Miller, Harvard guard: "I was interviewing for my residency at Stanford, and the doctor that was doing the interview came in and said, 'I know who you are. How dare you?' I didn't have any idea what was going on. I was appalled, and then he cracked up laughing and said, 'I was at that game. I know you made the shot.' And the entire interview basically became about basketball."
Delaney-Smith, Harvard coach: "Stanford fans are very loyal and die-hard. But one of them was very angry with me. She said, 'You know you wouldn't have won if we didn't have the injuries.' And it makes me giggle."
Flores, Stanford guard: "I've been coaching at Princeton for eight years and at Yale for two years before that. At Harvard, they have this display case that basically chronicled that game. And it was there every time I walked in. I'm not bitter, and it doesn't upset me. But it gets brought up every year. And you know exactly when it comes up because people start sending me texts with screen shots."
Miller, Harvard guard: "Every year, I get so nervous watching the first round of the men's tournament. I don't want to see a No. 16 beat a 1. I want it to be only us forever."
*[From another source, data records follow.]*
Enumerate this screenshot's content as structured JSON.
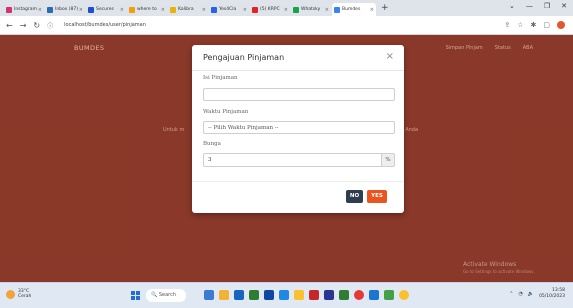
{
  "browser": {
    "tabs": [
      {
        "label": "Instagram",
        "color": "#d6336c"
      },
      {
        "label": "Inbox (87)",
        "color": "#2b6cb0"
      },
      {
        "label": "Secures",
        "color": "#1d4ed8"
      },
      {
        "label": "where to",
        "color": "#f59e0b"
      },
      {
        "label": "Kalibra",
        "color": "#eab308"
      },
      {
        "label": "Yes4Cla",
        "color": "#2563eb"
      },
      {
        "label": "(5) KRPC",
        "color": "#dc2626"
      },
      {
        "label": "Whatsky",
        "color": "#16a34a"
      },
      {
        "label": "Bumdes",
        "color": "#3b82f6"
      }
    ],
    "url": "localhost/bumdes/user/pinjaman"
  },
  "app": {
    "brand": "BUMDES",
    "nav": [
      "Simpan Pinjam",
      "Status",
      "ABA"
    ],
    "bg_left": "Untuk m",
    "bg_right": "s Anda",
    "watermark_title": "Activate Windows",
    "watermark_sub": "Go to Settings to activate Windows."
  },
  "modal": {
    "title": "Pengajuan Pinjaman",
    "close": "×",
    "fields": {
      "amount_label": "Isi Pinjaman",
      "term_label": "Waktu Pinjaman",
      "term_selected": "-- Pilih Waktu Pinjaman --",
      "interest_label": "Bunga",
      "interest_value": "3",
      "interest_suffix": "%"
    },
    "btn_no": "NO",
    "btn_yes": "YES"
  },
  "taskbar": {
    "weather_temp": "33°C",
    "weather_desc": "Cerah",
    "search": "Search",
    "time": "13:58",
    "date": "05/10/2023"
  }
}
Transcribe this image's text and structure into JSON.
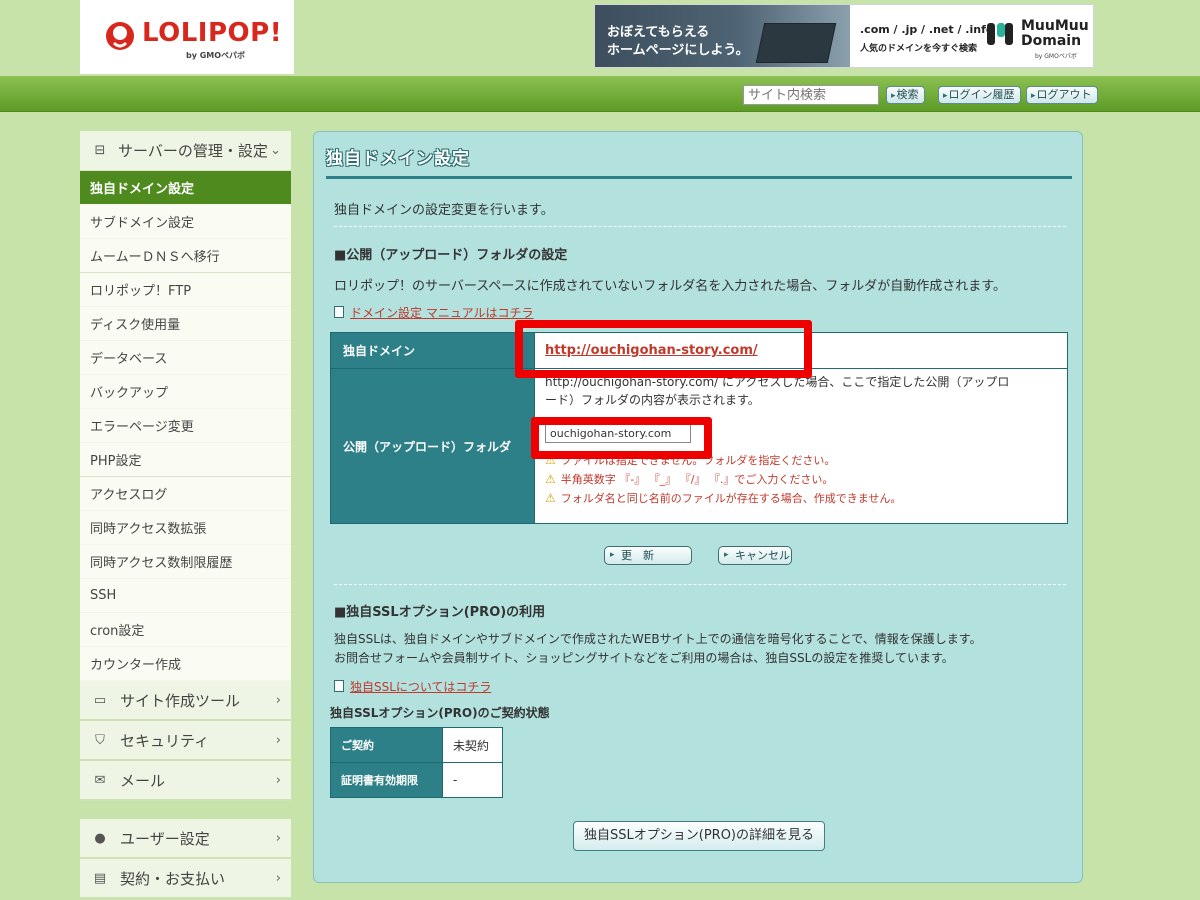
{
  "header": {
    "logo_text": "LOLIPOP!",
    "logo_sub": "by GMOペパボ",
    "banner": {
      "line1": "おぼえてもらえる",
      "line2": "ホームページにしよう。",
      "domains": ".com / .jp / .net / .info",
      "tagline": "人気のドメインを今すぐ検索",
      "brand_line1": "MuuMuu",
      "brand_line2": "Domain",
      "brand_sub": "by GMOペパボ"
    },
    "search_placeholder": "サイト内検索",
    "search_button": "検索",
    "login_history_button": "ログイン履歴",
    "logout_button": "ログアウト"
  },
  "sidebar": {
    "section_title": "サーバーの管理・設定",
    "items": [
      {
        "label": "独自ドメイン設定",
        "active": true
      },
      {
        "label": "サブドメイン設定"
      },
      {
        "label": "ムームーＤＮＳへ移行"
      },
      {
        "label": "ロリポップ！FTP"
      },
      {
        "label": "ディスク使用量"
      },
      {
        "label": "データベース"
      },
      {
        "label": "バックアップ"
      },
      {
        "label": "エラーページ変更"
      },
      {
        "label": "PHP設定"
      },
      {
        "label": "アクセスログ"
      },
      {
        "label": "同時アクセス数拡張"
      },
      {
        "label": "同時アクセス数制限履歴"
      },
      {
        "label": "SSH"
      },
      {
        "label": "cron設定"
      },
      {
        "label": "カウンター作成"
      }
    ],
    "categories": [
      {
        "label": "サイト作成ツール",
        "icon": "laptop-icon"
      },
      {
        "label": "セキュリティ",
        "icon": "shield-icon"
      },
      {
        "label": "メール",
        "icon": "mail-icon"
      },
      {
        "label": "ユーザー設定",
        "icon": "user-icon"
      },
      {
        "label": "契約・お支払い",
        "icon": "card-icon"
      }
    ]
  },
  "main": {
    "title": "独自ドメイン設定",
    "intro": "独自ドメインの設定変更を行います。",
    "folder_section_title": "■公開（アップロード）フォルダの設定",
    "folder_desc": "ロリポップ！のサーバースペースに作成されていないフォルダ名を入力された場合、フォルダが自動作成されます。",
    "manual_link": "ドメイン設定 マニュアルはコチラ",
    "table": {
      "domain_label": "独自ドメイン",
      "domain_value": "http://ouchigohan-story.com/",
      "folder_label": "公開（アップロード）フォルダ",
      "folder_desc_line1": "http://ouchigohan-story.com/ にアクセスした場合、ここで指定した公開（アップロ",
      "folder_desc_line2": "ード）フォルダの内容が表示されます。",
      "folder_value": "ouchigohan-story.com",
      "warnings": [
        "ファイルは指定できません。フォルダを指定ください。",
        "半角英数字 『-』 『_』 『/』 『.』でご入力ください。",
        "フォルダ名と同じ名前のファイルが存在する場合、作成できません。"
      ]
    },
    "update_button": "更　新",
    "cancel_button": "キャンセル",
    "ssl_section_title": "■独自SSLオプション(PRO)の利用",
    "ssl_desc_line1": "独自SSLは、独自ドメインやサブドメインで作成されたWEBサイト上での通信を暗号化することで、情報を保護します。",
    "ssl_desc_line2": "お問合せフォームや会員制サイト、ショッピングサイトなどをご利用の場合は、独自SSLの設定を推奨しています。",
    "ssl_link": "独自SSLについてはコチラ",
    "ssl_status_title": "独自SSLオプション(PRO)のご契約状態",
    "ssl_table": {
      "contract_label": "ご契約",
      "contract_value": "未契約",
      "expiry_label": "証明書有効期限",
      "expiry_value": "-"
    },
    "ssl_detail_button": "独自SSLオプション(PRO)の詳細を見る"
  },
  "colors": {
    "brand_red": "#d8271c",
    "header_green": "#5d9b26",
    "sidebar_active": "#4f8a1e",
    "panel_bg": "#b2e1de",
    "table_header": "#2d8087",
    "highlight_red": "#e00000"
  }
}
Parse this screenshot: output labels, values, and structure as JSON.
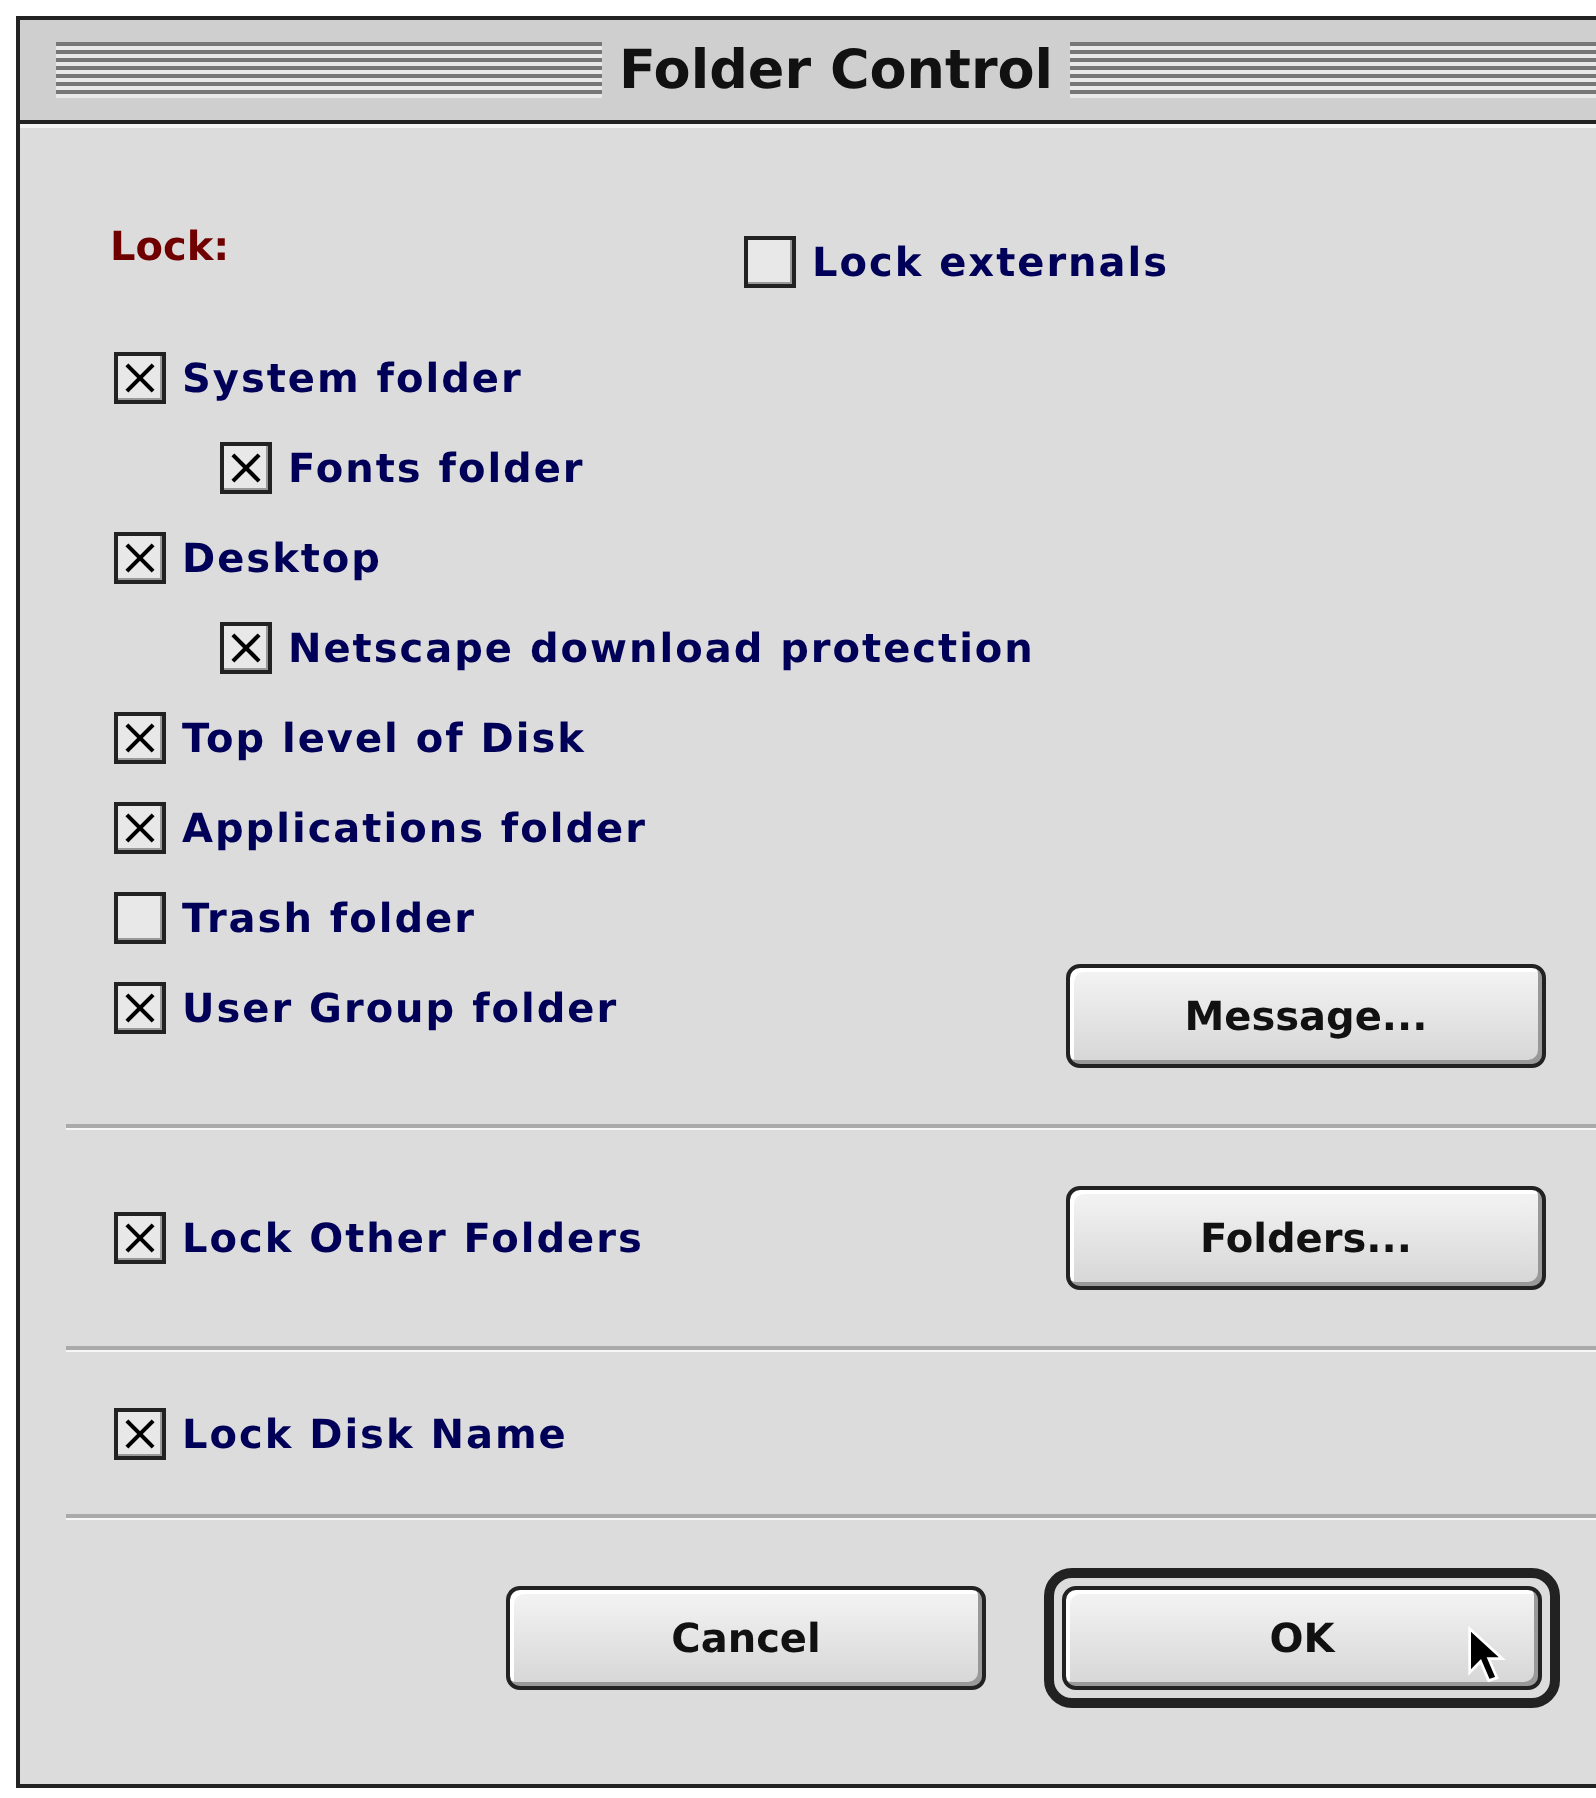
{
  "window": {
    "title": "Folder Control"
  },
  "lock_label": "Lock:",
  "lock_externals": {
    "label": "Lock externals",
    "checked": false
  },
  "items": [
    {
      "label": "System folder",
      "checked": true,
      "children": [
        {
          "label": "Fonts folder",
          "checked": true
        }
      ]
    },
    {
      "label": "Desktop",
      "checked": true,
      "children": [
        {
          "label": "Netscape download protection",
          "checked": true
        }
      ]
    },
    {
      "label": "Top level of Disk",
      "checked": true
    },
    {
      "label": "Applications folder",
      "checked": true
    },
    {
      "label": "Trash folder",
      "checked": false
    },
    {
      "label": "User Group folder",
      "checked": true
    }
  ],
  "message_button": "Message...",
  "other_folders": {
    "label": "Lock Other Folders",
    "checked": true
  },
  "folders_button": "Folders...",
  "disk_name": {
    "label": "Lock Disk Name",
    "checked": true
  },
  "buttons": [
    {
      "label": "Cancel",
      "default": false
    },
    {
      "label": "OK",
      "default": true
    }
  ]
}
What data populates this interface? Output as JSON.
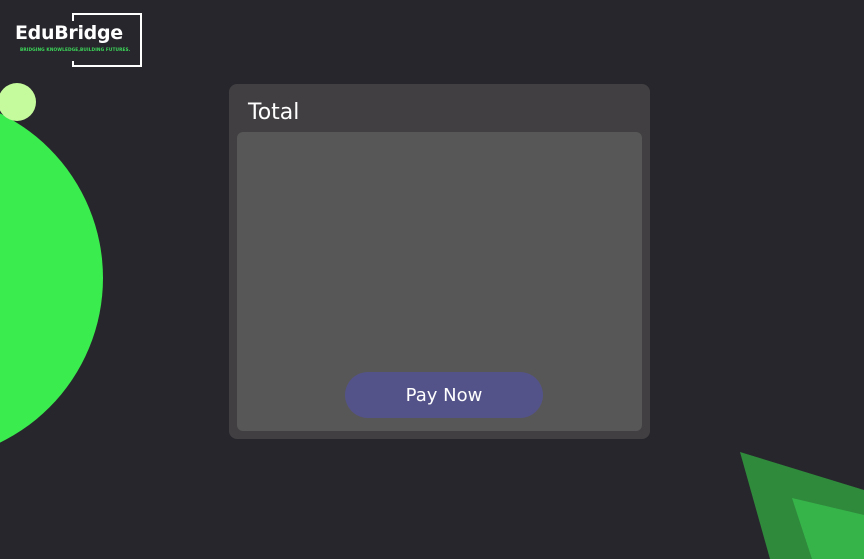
{
  "brand": {
    "name": "EduBridge",
    "tagline": "BRIDGING KNOWLEDGE,BUILDING FUTURES."
  },
  "card": {
    "title": "Total",
    "pay_button_label": "Pay Now"
  },
  "colors": {
    "background": "#27262c",
    "card": "#413f41",
    "card_body": "#575757",
    "button": "#545389",
    "accent_green": "#3bec4e",
    "accent_light_green": "#c5fb9c",
    "tagline_green": "#3cd85a",
    "triangle_dark_green": "#2f8a3b",
    "triangle_mid_green": "#36b44a"
  }
}
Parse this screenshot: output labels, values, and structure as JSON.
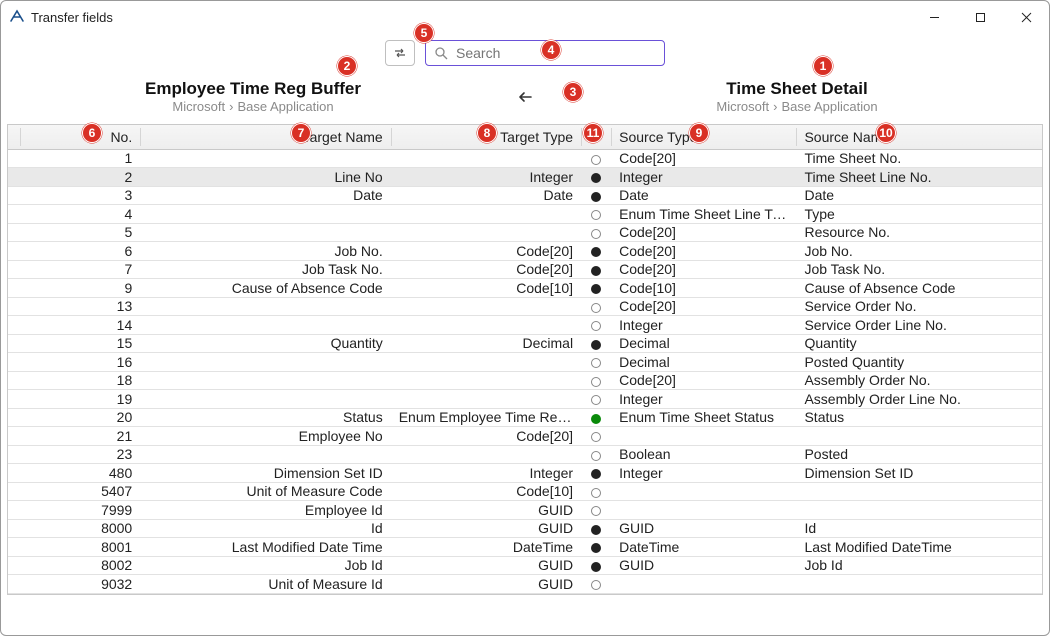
{
  "window": {
    "title": "Transfer fields"
  },
  "search": {
    "placeholder": "Search"
  },
  "left": {
    "title": "Employee Time Reg Buffer",
    "path1": "Microsoft",
    "path2": "Base Application"
  },
  "right": {
    "title": "Time Sheet Detail",
    "path1": "Microsoft",
    "path2": "Base Application"
  },
  "columns": {
    "no": "No.",
    "targetName": "Target Name",
    "targetType": "Target Type",
    "sourceType": "Source Type",
    "sourceName": "Source Name"
  },
  "rows": [
    {
      "no": "1",
      "tn": "",
      "tt": "",
      "state": "empty",
      "st": "Code[20]",
      "sn": "Time Sheet No."
    },
    {
      "no": "2",
      "tn": "Line No",
      "tt": "Integer",
      "state": "full",
      "st": "Integer",
      "sn": "Time Sheet Line No.",
      "selected": true
    },
    {
      "no": "3",
      "tn": "Date",
      "tt": "Date",
      "state": "full",
      "st": "Date",
      "sn": "Date"
    },
    {
      "no": "4",
      "tn": "",
      "tt": "",
      "state": "empty",
      "st": "Enum Time Sheet Line Type",
      "sn": "Type"
    },
    {
      "no": "5",
      "tn": "",
      "tt": "",
      "state": "empty",
      "st": "Code[20]",
      "sn": "Resource No."
    },
    {
      "no": "6",
      "tn": "Job No.",
      "tt": "Code[20]",
      "state": "full",
      "st": "Code[20]",
      "sn": "Job No."
    },
    {
      "no": "7",
      "tn": "Job Task No.",
      "tt": "Code[20]",
      "state": "full",
      "st": "Code[20]",
      "sn": "Job Task No."
    },
    {
      "no": "9",
      "tn": "Cause of Absence Code",
      "tt": "Code[10]",
      "state": "full",
      "st": "Code[10]",
      "sn": "Cause of Absence Code"
    },
    {
      "no": "13",
      "tn": "",
      "tt": "",
      "state": "empty",
      "st": "Code[20]",
      "sn": "Service Order No."
    },
    {
      "no": "14",
      "tn": "",
      "tt": "",
      "state": "empty",
      "st": "Integer",
      "sn": "Service Order Line No."
    },
    {
      "no": "15",
      "tn": "Quantity",
      "tt": "Decimal",
      "state": "full",
      "st": "Decimal",
      "sn": "Quantity"
    },
    {
      "no": "16",
      "tn": "",
      "tt": "",
      "state": "empty",
      "st": "Decimal",
      "sn": "Posted Quantity"
    },
    {
      "no": "18",
      "tn": "",
      "tt": "",
      "state": "empty",
      "st": "Code[20]",
      "sn": "Assembly Order No."
    },
    {
      "no": "19",
      "tn": "",
      "tt": "",
      "state": "empty",
      "st": "Integer",
      "sn": "Assembly Order Line No."
    },
    {
      "no": "20",
      "tn": "Status",
      "tt": "Enum Employee Time Reg. Status",
      "state": "green",
      "st": "Enum Time Sheet Status",
      "sn": "Status"
    },
    {
      "no": "21",
      "tn": "Employee No",
      "tt": "Code[20]",
      "state": "empty",
      "st": "",
      "sn": ""
    },
    {
      "no": "23",
      "tn": "",
      "tt": "",
      "state": "empty",
      "st": "Boolean",
      "sn": "Posted"
    },
    {
      "no": "480",
      "tn": "Dimension Set ID",
      "tt": "Integer",
      "state": "full",
      "st": "Integer",
      "sn": "Dimension Set ID"
    },
    {
      "no": "5407",
      "tn": "Unit of Measure Code",
      "tt": "Code[10]",
      "state": "empty",
      "st": "",
      "sn": ""
    },
    {
      "no": "7999",
      "tn": "Employee Id",
      "tt": "GUID",
      "state": "empty",
      "st": "",
      "sn": ""
    },
    {
      "no": "8000",
      "tn": "Id",
      "tt": "GUID",
      "state": "full",
      "st": "GUID",
      "sn": "Id"
    },
    {
      "no": "8001",
      "tn": "Last Modified Date Time",
      "tt": "DateTime",
      "state": "full",
      "st": "DateTime",
      "sn": "Last Modified DateTime"
    },
    {
      "no": "8002",
      "tn": "Job Id",
      "tt": "GUID",
      "state": "full",
      "st": "GUID",
      "sn": "Job Id"
    },
    {
      "no": "9032",
      "tn": "Unit of Measure Id",
      "tt": "GUID",
      "state": "empty",
      "st": "",
      "sn": ""
    }
  ],
  "badges": {
    "1": "1",
    "2": "2",
    "3": "3",
    "4": "4",
    "5": "5",
    "6": "6",
    "7": "7",
    "8": "8",
    "9": "9",
    "10": "10",
    "11": "11"
  }
}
Harvard's magic ran out in the second round of the tournament. Starting center Rose Janowski missed the game with an illness, and the Crimson fell 82-64 to a hot-shooting Arkansas team. The ninth-seeded Razorbacks, under head coach Gary Blair (now at Texas A&M), reached the Final Four in Kansas City that season and became the lowest seed in tournament history to reach the national semifinals. Harvard remains the only Ivy League team to win a game in the NCAA tournament.